(Dataset rows describing interfaces)
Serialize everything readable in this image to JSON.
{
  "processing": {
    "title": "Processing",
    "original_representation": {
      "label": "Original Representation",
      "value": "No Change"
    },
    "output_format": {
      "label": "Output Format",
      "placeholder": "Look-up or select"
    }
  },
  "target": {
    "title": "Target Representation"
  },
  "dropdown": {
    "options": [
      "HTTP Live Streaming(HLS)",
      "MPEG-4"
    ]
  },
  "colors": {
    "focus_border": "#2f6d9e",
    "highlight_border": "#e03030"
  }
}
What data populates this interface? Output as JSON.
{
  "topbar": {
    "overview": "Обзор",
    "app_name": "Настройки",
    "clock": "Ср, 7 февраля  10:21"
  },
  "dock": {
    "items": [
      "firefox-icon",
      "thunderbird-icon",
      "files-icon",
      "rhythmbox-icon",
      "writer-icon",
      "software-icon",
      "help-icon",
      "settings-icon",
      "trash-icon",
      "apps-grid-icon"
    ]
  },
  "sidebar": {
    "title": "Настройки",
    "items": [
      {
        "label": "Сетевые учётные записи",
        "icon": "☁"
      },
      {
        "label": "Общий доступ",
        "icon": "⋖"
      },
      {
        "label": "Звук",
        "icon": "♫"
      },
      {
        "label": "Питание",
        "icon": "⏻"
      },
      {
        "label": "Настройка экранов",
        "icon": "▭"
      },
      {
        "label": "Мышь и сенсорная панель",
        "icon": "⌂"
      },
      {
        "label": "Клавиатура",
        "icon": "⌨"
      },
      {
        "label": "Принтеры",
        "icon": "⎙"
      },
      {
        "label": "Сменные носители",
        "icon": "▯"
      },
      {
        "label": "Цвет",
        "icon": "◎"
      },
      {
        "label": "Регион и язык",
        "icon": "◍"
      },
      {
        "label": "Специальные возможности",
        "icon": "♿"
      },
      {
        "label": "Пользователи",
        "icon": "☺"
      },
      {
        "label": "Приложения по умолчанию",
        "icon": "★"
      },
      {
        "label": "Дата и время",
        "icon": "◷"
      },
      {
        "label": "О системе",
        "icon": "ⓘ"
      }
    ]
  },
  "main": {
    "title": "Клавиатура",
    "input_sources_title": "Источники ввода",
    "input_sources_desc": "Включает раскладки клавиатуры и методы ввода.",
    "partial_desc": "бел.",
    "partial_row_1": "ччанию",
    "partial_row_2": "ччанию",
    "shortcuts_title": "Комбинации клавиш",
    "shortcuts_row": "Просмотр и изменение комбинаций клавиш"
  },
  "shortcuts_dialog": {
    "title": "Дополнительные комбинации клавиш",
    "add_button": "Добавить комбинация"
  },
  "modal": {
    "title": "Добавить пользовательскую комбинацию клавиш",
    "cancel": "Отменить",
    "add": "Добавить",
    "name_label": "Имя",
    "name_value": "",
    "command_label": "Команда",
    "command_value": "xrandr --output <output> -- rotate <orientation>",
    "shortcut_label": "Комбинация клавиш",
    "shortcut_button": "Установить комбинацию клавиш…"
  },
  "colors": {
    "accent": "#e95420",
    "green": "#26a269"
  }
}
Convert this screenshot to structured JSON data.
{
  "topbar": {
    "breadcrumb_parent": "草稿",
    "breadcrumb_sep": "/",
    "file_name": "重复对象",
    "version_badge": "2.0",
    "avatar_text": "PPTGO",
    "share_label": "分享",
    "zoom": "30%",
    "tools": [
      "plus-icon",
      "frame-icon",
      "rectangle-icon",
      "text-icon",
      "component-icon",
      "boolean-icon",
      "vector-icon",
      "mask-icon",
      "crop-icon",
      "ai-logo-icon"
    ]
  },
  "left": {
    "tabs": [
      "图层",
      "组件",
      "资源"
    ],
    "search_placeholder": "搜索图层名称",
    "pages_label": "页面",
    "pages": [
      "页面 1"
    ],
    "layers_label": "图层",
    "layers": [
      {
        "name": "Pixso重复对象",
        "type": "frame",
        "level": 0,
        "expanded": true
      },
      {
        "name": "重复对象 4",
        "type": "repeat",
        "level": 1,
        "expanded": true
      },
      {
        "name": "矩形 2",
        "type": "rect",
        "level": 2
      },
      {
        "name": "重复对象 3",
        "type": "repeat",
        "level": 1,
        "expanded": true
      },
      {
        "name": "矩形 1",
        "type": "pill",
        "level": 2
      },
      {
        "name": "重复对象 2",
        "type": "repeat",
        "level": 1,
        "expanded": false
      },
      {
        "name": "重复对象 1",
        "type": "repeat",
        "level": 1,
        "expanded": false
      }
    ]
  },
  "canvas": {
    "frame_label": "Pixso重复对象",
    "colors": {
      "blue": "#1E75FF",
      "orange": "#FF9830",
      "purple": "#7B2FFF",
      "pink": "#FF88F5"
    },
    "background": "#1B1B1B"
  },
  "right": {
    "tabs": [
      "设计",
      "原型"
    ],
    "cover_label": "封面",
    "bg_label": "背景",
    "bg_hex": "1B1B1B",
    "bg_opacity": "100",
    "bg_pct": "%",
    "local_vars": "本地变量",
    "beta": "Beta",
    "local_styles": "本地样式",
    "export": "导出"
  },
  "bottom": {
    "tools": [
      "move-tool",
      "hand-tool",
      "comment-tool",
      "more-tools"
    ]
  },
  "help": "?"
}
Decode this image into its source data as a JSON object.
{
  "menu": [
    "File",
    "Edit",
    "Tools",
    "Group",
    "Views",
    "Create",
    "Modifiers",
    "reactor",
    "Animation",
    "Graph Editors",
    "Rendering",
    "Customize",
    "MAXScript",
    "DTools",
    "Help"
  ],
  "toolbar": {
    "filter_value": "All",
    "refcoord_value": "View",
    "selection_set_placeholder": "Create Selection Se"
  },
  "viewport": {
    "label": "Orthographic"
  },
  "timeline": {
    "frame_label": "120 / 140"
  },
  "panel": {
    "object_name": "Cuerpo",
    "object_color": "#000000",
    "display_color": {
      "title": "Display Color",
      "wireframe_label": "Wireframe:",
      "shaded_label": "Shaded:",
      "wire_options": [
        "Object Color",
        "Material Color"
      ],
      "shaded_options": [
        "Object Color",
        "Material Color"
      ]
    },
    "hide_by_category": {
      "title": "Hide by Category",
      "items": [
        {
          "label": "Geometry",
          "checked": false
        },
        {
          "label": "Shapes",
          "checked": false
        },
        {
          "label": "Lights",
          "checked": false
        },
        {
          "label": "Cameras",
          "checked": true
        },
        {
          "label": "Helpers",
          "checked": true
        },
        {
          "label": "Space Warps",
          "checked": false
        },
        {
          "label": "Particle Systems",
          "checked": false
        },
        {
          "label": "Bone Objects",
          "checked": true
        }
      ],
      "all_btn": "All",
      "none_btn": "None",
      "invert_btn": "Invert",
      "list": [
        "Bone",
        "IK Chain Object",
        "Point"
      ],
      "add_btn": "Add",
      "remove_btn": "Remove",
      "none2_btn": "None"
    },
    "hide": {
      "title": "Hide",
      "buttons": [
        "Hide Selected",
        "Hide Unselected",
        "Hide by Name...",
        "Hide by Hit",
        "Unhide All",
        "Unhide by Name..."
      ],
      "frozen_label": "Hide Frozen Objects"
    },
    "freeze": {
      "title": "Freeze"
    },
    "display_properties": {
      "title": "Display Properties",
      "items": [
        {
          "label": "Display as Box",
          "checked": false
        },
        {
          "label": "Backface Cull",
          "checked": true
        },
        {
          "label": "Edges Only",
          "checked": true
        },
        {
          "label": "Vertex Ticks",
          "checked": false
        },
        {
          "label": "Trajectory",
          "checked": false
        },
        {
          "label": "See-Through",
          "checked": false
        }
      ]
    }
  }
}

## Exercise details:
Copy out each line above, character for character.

## Response:
Serialize everything readable in this image to JSON.
{
  "processing": {
    "title": "Processing",
    "original_representation": {
      "label": "Original Representation",
      "value": "No Change"
    },
    "output_format": {
      "label": "Output Format",
      "placeholder": "Look-up or select"
    }
  },
  "target": {
    "title": "Target Representation"
  },
  "dropdown": {
    "options": [
      "HTTP Live Streaming(HLS)",
      "MPEG-4"
    ]
  },
  "colors": {
    "focus_border": "#2f6d9e",
    "highlight_border": "#e03030"
  }
}
What data populates this interface? Output as JSON.
{
  "topbar": {
    "overview": "Обзор",
    "app_name": "Настройки",
    "clock": "Ср, 7 февраля  10:21"
  },
  "dock": {
    "items": [
      "firefox-icon",
      "thunderbird-icon",
      "files-icon",
      "rhythmbox-icon",
      "writer-icon",
      "software-icon",
      "help-icon",
      "settings-icon",
      "trash-icon",
      "apps-grid-icon"
    ]
  },
  "sidebar": {
    "title": "Настройки",
    "items": [
      {
        "label": "Сетевые учётные записи",
        "icon": "☁"
      },
      {
        "label": "Общий доступ",
        "icon": "⋖"
      },
      {
        "label": "Звук",
        "icon": "♫"
      },
      {
        "label": "Питание",
        "icon": "⏻"
      },
      {
        "label": "Настройка экранов",
        "icon": "▭"
      },
      {
        "label": "Мышь и сенсорная панель",
        "icon": "⌂"
      },
      {
        "label": "Клавиатура",
        "icon": "⌨"
      },
      {
        "label": "Принтеры",
        "icon": "⎙"
      },
      {
        "label": "Сменные носители",
        "icon": "▯"
      },
      {
        "label": "Цвет",
        "icon": "◎"
      },
      {
        "label": "Регион и язык",
        "icon": "◍"
      },
      {
        "label": "Специальные возможности",
        "icon": "♿"
      },
      {
        "label": "Пользователи",
        "icon": "☺"
      },
      {
        "label": "Приложения по умолчанию",
        "icon": "★"
      },
      {
        "label": "Дата и время",
        "icon": "◷"
      },
      {
        "label": "О системе",
        "icon": "ⓘ"
      }
    ]
  },
  "main": {
    "title": "Клавиатура",
    "input_sources_title": "Источники ввода",
    "input_sources_desc": "Включает раскладки клавиатуры и методы ввода.",
    "partial_desc": "бел.",
    "partial_row_1": "ччанию",
    "partial_row_2": "ччанию",
    "shortcuts_title": "Комбинации клавиш",
    "shortcuts_row": "Просмотр и изменение комбинаций клавиш"
  },
  "shortcuts_dialog": {
    "title": "Дополнительные комбинации клавиш",
    "add_button": "Добавить комбинация"
  },
  "modal": {
    "title": "Добавить пользовательскую комбинацию клавиш",
    "cancel": "Отменить",
    "add": "Добавить",
    "name_label": "Имя",
    "name_value": "",
    "command_label": "Команда",
    "command_value": "xrandr --output <output> -- rotate <orientation>",
    "shortcut_label": "Комбинация клавиш",
    "shortcut_button": "Установить комбинацию клавиш…"
  },
  "colors": {
    "accent": "#e95420",
    "green": "#26a269"
  }
}
Convert this screenshot to structured JSON data.
{
  "topbar": {
    "breadcrumb_parent": "草稿",
    "breadcrumb_sep": "/",
    "file_name": "重复对象",
    "version_badge": "2.0",
    "avatar_text": "PPTGO",
    "share_label": "分享",
    "zoom": "30%",
    "tools": [
      "plus-icon",
      "frame-icon",
      "rectangle-icon",
      "text-icon",
      "component-icon",
      "boolean-icon",
      "vector-icon",
      "mask-icon",
      "crop-icon",
      "ai-logo-icon"
    ]
  },
  "left": {
    "tabs": [
      "图层",
      "组件",
      "资源"
    ],
    "search_placeholder": "搜索图层名称",
    "pages_label": "页面",
    "pages": [
      "页面 1"
    ],
    "layers_label": "图层",
    "layers": [
      {
        "name": "Pixso重复对象",
        "type": "frame",
        "level": 0,
        "expanded": true
      },
      {
        "name": "重复对象 4",
        "type": "repeat",
        "level": 1,
        "expanded": true
      },
      {
        "name": "矩形 2",
        "type": "rect",
        "level": 2
      },
      {
        "name": "重复对象 3",
        "type": "repeat",
        "level": 1,
        "expanded": true
      },
      {
        "name": "矩形 1",
        "type": "pill",
        "level": 2
      },
      {
        "name": "重复对象 2",
        "type": "repeat",
        "level": 1,
        "expanded": false
      },
      {
        "name": "重复对象 1",
        "type": "repeat",
        "level": 1,
        "expanded": false
      }
    ]
  },
  "canvas": {
    "frame_label": "Pixso重复对象",
    "colors": {
      "blue": "#1E75FF",
      "orange": "#FF9830",
      "purple": "#7B2FFF",
      "pink": "#FF88F5"
    },
    "background": "#1B1B1B"
  },
  "right": {
    "tabs": [
      "设计",
      "原型"
    ],
    "cover_label": "封面",
    "bg_label": "背景",
    "bg_hex": "1B1B1B",
    "bg_opacity": "100",
    "bg_pct": "%",
    "local_vars": "本地变量",
    "beta": "Beta",
    "local_styles": "本地样式",
    "export": "导出"
  },
  "bottom": {
    "tools": [
      "move-tool",
      "hand-tool",
      "comment-tool",
      "more-tools"
    ]
  },
  "help": "?"
}
Decode this image into its source data as a JSON object.
{
  "menu": [
    "File",
    "Edit",
    "Tools",
    "Group",
    "Views",
    "Create",
    "Modifiers",
    "reactor",
    "Animation",
    "Graph Editors",
    "Rendering",
    "Customize",
    "MAXScript",
    "DTools",
    "Help"
  ],
  "toolbar": {
    "filter_value": "All",
    "refcoord_value": "View",
    "selection_set_placeholder": "Create Selection Se"
  },
  "viewport": {
    "label": "Orthographic"
  },
  "timeline": {
    "frame_label": "120 / 140"
  },
  "panel": {
    "object_name": "Cuerpo",
    "object_color": "#000000",
    "display_color": {
      "title": "Display Color",
      "wireframe_label": "Wireframe:",
      "shaded_label": "Shaded:",
      "wire_options": [
        "Object Color",
        "Material Color"
      ],
      "shaded_options": [
        "Object Color",
        "Material Color"
      ]
    },
    "hide_by_category": {
      "title": "Hide by Category",
      "items": [
        {
          "label": "Geometry",
          "checked": false
        },
        {
          "label": "Shapes",
          "checked": false
        },
        {
          "label": "Lights",
          "checked": false
        },
        {
          "label": "Cameras",
          "checked": true
        },
        {
          "label": "Helpers",
          "checked": true
        },
        {
          "label": "Space Warps",
          "checked": false
        },
        {
          "label": "Particle Systems",
          "checked": false
        },
        {
          "label": "Bone Objects",
          "checked": true
        }
      ],
      "all_btn": "All",
      "none_btn": "None",
      "invert_btn": "Invert",
      "list": [
        "Bone",
        "IK Chain Object",
        "Point"
      ],
      "add_btn": "Add",
      "remove_btn": "Remove",
      "none2_btn": "None"
    },
    "hide": {
      "title": "Hide",
      "buttons": [
        "Hide Selected",
        "Hide Unselected",
        "Hide by Name...",
        "Hide by Hit",
        "Unhide All",
        "Unhide by Name..."
      ],
      "frozen_label": "Hide Frozen Objects"
    },
    "freeze": {
      "title": "Freeze"
    },
    "display_properties": {
      "title": "Display Properties",
      "items": [
        {
          "label": "Display as Box",
          "checked": false
        },
        {
          "label": "Backface Cull",
          "checked": true
        },
        {
          "label": "Edges Only",
          "checked": true
        },
        {
          "label": "Vertex Ticks",
          "checked": false
        },
        {
          "label": "Trajectory",
          "checked": false
        },
        {
          "label": "See-Through",
          "checked": false
        }
      ]
    }
  }
}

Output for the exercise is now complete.